----- INFORMATION SUPPLIED

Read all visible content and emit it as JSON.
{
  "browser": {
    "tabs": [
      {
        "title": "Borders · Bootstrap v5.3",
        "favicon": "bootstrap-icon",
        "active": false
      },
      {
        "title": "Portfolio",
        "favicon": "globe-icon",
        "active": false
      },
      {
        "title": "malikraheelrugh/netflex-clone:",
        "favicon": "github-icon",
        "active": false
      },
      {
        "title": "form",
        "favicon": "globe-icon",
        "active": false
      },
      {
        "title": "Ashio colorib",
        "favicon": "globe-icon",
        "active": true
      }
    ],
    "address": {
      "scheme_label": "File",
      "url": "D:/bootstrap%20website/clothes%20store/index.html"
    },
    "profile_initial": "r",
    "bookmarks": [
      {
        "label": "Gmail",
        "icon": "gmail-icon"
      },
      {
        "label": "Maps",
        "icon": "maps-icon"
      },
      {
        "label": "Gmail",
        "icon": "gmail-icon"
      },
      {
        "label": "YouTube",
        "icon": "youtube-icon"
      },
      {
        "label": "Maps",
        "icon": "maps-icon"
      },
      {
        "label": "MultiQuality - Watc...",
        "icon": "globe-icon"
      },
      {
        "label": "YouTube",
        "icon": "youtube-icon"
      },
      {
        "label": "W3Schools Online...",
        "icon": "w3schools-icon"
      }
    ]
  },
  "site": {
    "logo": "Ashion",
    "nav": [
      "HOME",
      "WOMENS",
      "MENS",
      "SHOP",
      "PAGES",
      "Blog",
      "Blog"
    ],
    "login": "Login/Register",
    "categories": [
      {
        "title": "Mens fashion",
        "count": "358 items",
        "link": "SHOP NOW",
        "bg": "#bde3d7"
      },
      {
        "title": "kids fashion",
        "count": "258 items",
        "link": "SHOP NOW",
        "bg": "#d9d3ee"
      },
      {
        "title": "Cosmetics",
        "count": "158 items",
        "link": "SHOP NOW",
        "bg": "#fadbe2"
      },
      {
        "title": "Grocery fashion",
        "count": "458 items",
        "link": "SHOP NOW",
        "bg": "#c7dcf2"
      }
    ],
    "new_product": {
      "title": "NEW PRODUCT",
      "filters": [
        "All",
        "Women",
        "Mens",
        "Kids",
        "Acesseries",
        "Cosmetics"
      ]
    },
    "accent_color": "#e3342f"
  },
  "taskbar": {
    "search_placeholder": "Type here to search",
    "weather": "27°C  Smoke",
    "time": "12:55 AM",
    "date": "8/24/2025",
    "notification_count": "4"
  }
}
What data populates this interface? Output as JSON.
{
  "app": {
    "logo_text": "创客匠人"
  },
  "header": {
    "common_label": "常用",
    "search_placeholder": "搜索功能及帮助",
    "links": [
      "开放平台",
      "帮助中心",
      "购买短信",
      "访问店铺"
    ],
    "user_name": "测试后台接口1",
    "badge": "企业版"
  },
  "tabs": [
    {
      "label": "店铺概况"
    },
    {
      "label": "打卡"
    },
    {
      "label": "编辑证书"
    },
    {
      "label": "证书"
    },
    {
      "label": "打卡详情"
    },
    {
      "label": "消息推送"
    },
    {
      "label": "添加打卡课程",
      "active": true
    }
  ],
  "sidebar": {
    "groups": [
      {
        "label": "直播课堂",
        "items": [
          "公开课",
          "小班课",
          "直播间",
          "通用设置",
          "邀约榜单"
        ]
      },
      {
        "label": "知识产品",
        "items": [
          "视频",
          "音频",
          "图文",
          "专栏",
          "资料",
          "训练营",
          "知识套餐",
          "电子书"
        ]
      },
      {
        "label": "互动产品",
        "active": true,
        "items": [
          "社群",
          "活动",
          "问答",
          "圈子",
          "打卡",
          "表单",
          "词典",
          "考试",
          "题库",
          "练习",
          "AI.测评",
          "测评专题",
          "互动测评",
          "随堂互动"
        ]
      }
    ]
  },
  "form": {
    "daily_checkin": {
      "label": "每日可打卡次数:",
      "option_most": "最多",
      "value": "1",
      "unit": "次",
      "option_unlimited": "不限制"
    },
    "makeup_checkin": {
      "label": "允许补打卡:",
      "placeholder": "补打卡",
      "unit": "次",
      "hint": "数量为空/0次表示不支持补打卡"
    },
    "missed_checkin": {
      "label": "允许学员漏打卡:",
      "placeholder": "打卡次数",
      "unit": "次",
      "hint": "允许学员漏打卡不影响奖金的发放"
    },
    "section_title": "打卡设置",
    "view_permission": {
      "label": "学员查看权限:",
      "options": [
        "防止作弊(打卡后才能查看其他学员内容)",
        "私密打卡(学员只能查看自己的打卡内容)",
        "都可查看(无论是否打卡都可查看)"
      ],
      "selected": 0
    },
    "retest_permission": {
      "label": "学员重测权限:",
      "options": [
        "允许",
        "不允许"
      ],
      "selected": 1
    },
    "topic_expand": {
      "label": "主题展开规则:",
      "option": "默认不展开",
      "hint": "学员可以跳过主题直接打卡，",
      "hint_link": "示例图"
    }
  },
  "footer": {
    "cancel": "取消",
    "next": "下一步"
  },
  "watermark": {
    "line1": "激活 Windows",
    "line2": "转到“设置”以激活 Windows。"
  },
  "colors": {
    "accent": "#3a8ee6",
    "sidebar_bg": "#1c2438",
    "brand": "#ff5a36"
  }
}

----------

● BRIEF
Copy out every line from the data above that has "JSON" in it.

● RESPONSE TO THIS EXERCISE
Read all visible content and emit it as JSON.
What data populates this interface? Output as JSON.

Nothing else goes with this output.